Search each line of the data for the word "채용공고"; copy every line where it is found.

Material for this task →
----
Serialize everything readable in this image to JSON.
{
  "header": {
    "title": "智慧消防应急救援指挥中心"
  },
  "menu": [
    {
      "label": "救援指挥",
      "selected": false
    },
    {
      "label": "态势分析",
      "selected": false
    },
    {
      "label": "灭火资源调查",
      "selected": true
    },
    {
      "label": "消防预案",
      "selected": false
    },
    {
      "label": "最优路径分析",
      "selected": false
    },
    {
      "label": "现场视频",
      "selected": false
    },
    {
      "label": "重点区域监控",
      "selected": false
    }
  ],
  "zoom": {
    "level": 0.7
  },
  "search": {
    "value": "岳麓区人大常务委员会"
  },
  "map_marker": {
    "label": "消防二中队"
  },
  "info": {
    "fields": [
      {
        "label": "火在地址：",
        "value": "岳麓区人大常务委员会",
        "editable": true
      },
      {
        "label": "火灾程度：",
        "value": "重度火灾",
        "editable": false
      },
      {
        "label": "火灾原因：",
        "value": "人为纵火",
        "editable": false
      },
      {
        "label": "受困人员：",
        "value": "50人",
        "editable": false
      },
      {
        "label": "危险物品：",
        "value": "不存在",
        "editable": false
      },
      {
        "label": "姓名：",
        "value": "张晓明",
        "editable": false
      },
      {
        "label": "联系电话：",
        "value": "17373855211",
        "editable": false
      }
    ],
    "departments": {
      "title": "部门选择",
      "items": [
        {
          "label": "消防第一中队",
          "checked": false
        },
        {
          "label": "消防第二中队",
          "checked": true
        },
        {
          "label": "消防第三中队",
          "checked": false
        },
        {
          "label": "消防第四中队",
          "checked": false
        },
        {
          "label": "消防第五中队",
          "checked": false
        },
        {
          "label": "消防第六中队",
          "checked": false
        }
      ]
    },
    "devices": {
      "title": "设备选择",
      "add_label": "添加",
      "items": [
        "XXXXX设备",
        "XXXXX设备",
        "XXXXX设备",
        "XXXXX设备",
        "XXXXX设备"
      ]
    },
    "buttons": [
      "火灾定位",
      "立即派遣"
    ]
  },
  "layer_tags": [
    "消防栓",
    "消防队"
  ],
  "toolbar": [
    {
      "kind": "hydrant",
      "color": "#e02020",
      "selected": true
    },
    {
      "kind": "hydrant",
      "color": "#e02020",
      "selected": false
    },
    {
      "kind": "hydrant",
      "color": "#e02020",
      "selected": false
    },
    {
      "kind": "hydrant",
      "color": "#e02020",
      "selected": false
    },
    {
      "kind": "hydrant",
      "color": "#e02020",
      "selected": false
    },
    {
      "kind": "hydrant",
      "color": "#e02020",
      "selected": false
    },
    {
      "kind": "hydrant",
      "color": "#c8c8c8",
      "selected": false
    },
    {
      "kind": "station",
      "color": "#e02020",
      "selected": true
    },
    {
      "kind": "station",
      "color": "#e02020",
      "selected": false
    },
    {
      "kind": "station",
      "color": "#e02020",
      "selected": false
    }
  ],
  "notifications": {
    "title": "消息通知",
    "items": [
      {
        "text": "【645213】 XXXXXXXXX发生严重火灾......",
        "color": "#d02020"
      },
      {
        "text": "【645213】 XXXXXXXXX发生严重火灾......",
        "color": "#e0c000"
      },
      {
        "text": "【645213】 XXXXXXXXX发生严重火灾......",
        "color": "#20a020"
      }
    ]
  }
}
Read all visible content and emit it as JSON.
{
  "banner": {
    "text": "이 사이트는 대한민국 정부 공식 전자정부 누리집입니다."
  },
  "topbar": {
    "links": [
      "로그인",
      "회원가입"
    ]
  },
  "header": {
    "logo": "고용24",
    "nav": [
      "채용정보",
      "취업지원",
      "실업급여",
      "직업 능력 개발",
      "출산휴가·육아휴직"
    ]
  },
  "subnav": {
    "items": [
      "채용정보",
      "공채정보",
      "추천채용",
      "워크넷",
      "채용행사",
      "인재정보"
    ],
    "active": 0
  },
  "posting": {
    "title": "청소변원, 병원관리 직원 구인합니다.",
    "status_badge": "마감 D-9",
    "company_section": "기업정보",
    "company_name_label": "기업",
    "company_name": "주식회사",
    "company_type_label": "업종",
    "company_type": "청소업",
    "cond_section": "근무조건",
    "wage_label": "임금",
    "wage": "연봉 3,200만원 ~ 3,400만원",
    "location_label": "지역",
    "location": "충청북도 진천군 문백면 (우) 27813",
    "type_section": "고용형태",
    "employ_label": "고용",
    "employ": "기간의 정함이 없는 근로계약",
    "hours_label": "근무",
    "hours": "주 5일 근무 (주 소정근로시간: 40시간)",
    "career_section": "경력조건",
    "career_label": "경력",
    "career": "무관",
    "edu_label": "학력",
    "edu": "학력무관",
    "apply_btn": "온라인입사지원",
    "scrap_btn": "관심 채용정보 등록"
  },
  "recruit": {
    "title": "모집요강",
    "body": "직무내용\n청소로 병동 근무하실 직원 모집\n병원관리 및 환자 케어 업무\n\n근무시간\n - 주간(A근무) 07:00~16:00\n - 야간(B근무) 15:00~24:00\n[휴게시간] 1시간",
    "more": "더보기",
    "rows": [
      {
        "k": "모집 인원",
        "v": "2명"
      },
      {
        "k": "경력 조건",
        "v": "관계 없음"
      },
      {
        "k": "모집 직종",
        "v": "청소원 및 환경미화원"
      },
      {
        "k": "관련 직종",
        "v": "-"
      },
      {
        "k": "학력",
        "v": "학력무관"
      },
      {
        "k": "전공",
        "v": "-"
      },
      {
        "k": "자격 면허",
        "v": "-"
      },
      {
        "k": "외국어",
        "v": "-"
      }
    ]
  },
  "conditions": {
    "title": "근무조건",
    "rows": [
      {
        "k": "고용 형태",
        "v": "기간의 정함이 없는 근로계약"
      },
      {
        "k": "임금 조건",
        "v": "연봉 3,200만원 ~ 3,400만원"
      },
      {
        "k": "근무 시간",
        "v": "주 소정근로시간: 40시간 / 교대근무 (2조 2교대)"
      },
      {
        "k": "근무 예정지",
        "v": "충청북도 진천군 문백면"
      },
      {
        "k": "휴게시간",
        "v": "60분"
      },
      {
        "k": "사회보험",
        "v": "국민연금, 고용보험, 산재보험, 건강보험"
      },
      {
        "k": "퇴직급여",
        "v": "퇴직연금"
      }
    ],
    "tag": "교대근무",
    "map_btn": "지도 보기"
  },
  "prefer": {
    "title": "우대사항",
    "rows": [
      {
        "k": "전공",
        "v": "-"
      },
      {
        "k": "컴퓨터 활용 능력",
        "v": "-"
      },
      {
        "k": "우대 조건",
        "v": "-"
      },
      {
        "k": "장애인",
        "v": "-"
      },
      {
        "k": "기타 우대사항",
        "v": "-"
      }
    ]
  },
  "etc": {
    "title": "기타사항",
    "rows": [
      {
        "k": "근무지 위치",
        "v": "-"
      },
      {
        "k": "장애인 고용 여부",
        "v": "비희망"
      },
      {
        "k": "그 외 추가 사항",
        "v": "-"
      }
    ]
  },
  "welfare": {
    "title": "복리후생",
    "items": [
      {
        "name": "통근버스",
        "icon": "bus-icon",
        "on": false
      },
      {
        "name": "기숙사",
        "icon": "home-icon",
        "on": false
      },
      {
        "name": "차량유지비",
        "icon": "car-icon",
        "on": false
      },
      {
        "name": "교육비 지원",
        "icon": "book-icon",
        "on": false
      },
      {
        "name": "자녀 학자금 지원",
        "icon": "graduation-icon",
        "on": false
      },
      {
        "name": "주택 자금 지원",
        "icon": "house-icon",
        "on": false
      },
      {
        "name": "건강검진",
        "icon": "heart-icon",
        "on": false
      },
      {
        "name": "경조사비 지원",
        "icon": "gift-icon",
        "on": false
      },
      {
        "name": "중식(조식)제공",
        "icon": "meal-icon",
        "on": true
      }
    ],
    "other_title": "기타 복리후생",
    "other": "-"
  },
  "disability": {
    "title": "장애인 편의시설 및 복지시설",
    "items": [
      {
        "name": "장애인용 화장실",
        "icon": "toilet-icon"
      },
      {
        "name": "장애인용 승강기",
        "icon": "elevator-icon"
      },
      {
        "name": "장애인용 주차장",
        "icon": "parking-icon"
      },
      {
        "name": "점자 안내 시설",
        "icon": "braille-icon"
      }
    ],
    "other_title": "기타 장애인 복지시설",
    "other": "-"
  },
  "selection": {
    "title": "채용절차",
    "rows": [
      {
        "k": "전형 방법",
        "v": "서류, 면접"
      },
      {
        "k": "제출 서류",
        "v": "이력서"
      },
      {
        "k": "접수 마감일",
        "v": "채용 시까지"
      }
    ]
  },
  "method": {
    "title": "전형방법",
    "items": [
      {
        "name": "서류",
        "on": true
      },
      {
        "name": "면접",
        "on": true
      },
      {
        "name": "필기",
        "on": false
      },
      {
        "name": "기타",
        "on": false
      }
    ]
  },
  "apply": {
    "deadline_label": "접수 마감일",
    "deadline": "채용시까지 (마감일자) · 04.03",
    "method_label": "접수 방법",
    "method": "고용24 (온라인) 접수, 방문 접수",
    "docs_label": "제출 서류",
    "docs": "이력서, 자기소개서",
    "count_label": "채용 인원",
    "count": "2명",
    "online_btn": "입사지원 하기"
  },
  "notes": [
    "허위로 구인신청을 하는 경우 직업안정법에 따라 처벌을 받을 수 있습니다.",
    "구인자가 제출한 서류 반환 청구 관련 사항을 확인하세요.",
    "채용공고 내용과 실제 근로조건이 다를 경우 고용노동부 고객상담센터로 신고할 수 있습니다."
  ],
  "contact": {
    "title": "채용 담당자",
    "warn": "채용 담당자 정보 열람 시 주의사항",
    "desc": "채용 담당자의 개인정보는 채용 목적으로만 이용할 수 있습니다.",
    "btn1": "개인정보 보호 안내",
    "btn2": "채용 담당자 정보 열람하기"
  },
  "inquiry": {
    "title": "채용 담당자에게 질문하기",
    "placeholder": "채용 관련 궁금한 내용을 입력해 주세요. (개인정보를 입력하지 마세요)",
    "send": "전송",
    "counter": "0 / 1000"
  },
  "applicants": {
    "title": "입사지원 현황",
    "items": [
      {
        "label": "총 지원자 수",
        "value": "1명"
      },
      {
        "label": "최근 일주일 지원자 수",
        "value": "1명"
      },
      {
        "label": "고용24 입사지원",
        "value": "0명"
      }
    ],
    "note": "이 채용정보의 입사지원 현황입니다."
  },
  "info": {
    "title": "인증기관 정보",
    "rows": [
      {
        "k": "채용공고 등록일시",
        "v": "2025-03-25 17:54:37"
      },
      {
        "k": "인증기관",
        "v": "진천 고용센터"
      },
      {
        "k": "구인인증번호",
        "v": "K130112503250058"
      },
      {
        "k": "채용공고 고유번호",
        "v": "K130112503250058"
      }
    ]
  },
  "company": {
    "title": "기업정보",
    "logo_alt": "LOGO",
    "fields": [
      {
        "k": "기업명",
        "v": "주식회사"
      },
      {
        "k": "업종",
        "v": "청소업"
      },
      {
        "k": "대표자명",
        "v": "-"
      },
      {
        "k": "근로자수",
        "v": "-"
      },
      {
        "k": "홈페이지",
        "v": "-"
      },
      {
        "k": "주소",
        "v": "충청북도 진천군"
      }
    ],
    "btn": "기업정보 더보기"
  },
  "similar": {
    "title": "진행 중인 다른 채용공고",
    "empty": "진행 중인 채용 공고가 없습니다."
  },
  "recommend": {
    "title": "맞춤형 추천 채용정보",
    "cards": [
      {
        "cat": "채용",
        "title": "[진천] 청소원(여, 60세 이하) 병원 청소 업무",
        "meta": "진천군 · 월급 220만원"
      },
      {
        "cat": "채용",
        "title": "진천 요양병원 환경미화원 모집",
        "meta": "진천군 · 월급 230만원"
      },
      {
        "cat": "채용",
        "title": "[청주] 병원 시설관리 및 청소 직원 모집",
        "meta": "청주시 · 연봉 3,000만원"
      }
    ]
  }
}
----
Solution →
    "채용공고 내용과 실제 근로조건이 다를 경우 고용노동부 고객상담센터로 신고할 수 있습니다."
        "k": "채용공고 등록일시",
        "k": "채용공고 고유번호",
    "title": "진행 중인 다른 채용공고",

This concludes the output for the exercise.